This has probably been said by many, but it felt like a new insight to me, so I decided to write it down.
At one time, when “publishing” meant rendering prose into print, gatekeepers were necessary because it was an expensive process, involving printing machines, warehouses, trucks and heavy boxes of books, in addition to the talents of editors, book designers and publicists. Time and treasure. Traditional publishers had to be selective. Hence the submissions process and all those rejection letters.
Things are different now. Novels and stories may be presented to potential readers in electronic form. No more paper, ink or machines. No more warehouses full of books. Why should anyone be surprised that the gates have been thrown open?

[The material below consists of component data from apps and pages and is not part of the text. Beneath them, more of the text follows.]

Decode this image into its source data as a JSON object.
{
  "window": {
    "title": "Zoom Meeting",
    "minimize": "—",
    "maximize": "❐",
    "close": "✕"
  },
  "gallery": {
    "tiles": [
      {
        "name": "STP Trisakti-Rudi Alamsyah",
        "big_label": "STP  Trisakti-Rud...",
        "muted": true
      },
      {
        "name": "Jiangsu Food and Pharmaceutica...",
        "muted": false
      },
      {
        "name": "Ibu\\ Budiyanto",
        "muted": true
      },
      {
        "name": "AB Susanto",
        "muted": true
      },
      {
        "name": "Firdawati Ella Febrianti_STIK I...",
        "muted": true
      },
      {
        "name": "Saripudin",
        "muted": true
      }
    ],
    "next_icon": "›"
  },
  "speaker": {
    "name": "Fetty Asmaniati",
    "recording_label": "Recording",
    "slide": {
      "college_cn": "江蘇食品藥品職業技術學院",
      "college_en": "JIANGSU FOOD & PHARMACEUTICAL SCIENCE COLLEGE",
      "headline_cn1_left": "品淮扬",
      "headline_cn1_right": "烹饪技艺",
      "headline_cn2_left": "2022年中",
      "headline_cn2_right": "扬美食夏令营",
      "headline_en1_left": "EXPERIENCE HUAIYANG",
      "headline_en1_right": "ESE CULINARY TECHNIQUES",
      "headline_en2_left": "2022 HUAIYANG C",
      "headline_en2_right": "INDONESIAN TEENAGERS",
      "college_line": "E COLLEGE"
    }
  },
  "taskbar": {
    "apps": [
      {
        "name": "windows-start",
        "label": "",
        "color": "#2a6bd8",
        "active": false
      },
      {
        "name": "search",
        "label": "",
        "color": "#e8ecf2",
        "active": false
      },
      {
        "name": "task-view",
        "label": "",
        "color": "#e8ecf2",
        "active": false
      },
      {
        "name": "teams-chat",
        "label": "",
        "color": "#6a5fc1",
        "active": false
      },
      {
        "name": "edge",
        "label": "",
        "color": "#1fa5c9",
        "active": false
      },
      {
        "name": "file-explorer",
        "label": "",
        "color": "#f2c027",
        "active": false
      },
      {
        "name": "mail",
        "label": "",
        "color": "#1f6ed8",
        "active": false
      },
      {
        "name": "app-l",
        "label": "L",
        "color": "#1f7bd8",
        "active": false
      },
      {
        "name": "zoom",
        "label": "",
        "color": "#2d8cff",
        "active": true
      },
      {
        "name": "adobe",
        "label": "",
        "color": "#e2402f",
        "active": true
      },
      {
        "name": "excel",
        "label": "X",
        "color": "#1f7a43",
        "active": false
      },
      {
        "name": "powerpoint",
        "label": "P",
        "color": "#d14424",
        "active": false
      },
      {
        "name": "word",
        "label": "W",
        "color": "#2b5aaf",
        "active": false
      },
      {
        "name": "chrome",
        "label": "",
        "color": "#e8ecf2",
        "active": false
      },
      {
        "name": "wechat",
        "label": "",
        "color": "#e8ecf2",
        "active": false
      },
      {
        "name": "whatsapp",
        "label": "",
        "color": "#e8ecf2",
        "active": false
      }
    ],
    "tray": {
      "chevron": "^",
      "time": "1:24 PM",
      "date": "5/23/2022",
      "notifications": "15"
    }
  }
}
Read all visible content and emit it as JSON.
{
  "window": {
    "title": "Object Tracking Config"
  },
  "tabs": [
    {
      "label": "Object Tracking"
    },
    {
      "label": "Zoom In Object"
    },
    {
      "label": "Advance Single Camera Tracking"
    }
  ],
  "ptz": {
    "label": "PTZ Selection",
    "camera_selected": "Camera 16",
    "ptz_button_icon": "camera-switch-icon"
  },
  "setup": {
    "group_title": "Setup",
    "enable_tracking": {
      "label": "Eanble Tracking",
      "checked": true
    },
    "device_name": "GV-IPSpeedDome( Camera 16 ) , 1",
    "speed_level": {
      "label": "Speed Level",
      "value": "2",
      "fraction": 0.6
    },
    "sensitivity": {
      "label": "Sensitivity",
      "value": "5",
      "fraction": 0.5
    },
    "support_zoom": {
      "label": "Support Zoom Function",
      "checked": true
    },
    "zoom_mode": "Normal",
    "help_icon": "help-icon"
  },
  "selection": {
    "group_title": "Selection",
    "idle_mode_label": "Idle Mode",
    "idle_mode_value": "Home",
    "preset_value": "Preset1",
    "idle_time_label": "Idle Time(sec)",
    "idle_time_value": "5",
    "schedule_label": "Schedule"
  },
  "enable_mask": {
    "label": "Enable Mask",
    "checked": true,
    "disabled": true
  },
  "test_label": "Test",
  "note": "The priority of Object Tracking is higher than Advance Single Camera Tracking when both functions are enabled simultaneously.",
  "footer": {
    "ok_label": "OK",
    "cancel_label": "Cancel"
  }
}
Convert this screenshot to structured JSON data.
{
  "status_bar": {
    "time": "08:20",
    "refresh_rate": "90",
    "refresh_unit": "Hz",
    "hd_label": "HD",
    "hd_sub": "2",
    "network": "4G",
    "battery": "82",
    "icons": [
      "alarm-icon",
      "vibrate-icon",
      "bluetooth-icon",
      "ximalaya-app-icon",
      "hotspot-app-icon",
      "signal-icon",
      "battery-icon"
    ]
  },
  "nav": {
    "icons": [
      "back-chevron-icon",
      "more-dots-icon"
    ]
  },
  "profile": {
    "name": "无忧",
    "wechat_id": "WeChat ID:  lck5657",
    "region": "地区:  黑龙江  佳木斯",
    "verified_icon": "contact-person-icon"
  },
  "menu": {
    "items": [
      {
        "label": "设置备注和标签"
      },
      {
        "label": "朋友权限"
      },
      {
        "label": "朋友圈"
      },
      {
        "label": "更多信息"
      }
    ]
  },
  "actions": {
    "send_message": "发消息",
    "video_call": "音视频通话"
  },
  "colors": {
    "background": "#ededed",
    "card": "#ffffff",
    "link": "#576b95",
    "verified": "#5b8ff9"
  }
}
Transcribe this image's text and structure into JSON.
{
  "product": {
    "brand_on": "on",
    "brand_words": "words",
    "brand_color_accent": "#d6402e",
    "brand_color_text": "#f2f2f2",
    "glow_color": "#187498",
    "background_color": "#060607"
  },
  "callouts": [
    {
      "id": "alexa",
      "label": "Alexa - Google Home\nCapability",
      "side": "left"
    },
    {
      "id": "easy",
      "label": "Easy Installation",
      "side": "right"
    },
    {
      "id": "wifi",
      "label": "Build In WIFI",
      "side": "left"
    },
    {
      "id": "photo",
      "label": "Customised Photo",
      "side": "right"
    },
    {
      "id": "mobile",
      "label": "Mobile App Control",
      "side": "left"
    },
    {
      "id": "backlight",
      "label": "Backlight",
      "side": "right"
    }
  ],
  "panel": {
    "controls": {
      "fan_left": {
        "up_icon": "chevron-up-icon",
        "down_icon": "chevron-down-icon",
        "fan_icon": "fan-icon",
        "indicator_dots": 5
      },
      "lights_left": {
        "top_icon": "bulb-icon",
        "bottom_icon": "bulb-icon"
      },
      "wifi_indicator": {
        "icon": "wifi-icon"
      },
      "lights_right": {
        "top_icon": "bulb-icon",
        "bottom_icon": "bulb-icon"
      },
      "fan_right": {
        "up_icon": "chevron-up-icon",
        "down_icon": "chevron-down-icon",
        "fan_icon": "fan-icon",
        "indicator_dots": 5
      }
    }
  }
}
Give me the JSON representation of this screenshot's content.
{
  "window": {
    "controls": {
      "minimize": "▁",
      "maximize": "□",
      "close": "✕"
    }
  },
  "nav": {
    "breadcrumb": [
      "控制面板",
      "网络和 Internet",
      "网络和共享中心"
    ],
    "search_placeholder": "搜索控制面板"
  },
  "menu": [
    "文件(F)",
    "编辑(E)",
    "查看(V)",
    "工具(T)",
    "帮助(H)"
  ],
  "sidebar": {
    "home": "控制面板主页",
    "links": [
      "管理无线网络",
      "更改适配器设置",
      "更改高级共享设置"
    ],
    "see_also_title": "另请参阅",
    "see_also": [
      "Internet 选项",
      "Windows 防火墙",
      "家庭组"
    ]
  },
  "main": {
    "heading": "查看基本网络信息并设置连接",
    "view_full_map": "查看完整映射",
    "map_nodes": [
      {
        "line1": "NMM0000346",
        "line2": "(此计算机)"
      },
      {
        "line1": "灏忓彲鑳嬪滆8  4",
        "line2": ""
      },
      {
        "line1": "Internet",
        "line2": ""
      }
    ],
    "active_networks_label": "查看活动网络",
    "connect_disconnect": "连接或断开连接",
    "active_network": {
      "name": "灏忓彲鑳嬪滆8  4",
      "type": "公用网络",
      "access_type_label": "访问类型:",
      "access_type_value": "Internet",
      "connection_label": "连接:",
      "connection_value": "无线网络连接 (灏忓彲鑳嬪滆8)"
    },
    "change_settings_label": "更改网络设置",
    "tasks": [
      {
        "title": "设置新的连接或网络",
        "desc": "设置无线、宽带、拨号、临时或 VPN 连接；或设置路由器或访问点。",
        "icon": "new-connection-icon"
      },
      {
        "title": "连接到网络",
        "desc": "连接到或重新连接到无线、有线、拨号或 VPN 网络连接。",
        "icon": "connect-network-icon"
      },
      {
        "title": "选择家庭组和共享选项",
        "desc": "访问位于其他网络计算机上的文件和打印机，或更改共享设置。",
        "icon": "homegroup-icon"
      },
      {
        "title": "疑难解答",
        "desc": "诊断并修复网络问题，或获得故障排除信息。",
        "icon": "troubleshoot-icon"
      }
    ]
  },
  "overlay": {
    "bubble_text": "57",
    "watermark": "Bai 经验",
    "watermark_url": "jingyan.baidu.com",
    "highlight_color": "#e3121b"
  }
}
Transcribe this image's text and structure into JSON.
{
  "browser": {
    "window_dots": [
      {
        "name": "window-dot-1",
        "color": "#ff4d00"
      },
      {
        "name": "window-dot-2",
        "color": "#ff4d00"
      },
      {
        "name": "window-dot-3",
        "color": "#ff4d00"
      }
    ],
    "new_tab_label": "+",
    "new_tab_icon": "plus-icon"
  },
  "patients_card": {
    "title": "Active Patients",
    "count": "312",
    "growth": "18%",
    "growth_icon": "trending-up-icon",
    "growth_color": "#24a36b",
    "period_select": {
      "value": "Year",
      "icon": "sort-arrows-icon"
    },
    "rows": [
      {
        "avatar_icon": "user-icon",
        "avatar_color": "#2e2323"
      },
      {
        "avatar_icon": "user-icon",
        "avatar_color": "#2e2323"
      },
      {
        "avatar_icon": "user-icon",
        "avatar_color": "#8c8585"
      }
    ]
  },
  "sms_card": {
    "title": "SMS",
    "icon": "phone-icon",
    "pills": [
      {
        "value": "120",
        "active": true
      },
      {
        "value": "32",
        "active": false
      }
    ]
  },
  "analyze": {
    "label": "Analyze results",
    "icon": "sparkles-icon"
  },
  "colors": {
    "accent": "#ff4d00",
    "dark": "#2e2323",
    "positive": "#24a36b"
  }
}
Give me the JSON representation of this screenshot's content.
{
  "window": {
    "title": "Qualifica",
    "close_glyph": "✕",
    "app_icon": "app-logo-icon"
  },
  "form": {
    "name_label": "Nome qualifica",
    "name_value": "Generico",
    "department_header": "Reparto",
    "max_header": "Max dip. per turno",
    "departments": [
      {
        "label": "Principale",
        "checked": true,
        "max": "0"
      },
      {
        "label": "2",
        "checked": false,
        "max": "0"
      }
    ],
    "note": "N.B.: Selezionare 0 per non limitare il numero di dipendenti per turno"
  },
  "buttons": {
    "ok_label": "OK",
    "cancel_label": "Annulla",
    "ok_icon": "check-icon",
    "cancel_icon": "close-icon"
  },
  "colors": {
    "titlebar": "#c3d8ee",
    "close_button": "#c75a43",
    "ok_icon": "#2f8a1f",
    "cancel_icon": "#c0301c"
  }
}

Not only have the mechanics of publishing changed, but the fundamental criteria as to what is publishable are completely different.
No longer must every book justify its existence by making a profit for the publisher, or at least breaking even. Self-publishers are free to apply their own criteria of success. Maybe it’s a couple of hundred sales a year, or a few thousand free downloads. Some writers choose to make their self-publishing effort a business; to others, it’s primarily a means of creative expression.
Profit motives aside, all of us authors must remember that our readers’ time is the real treasure. If we want to catch and keep their attention (and thus the few dollars we charge for our ebooks), we absolutely must present polished work, competently packaged. But our books are offerings, not submissions. That’s a radical departure from the world of Trad.
The closing tune of tonight’s Jazz Vespers was “This Little Light.”
Fellow writers, let it shine.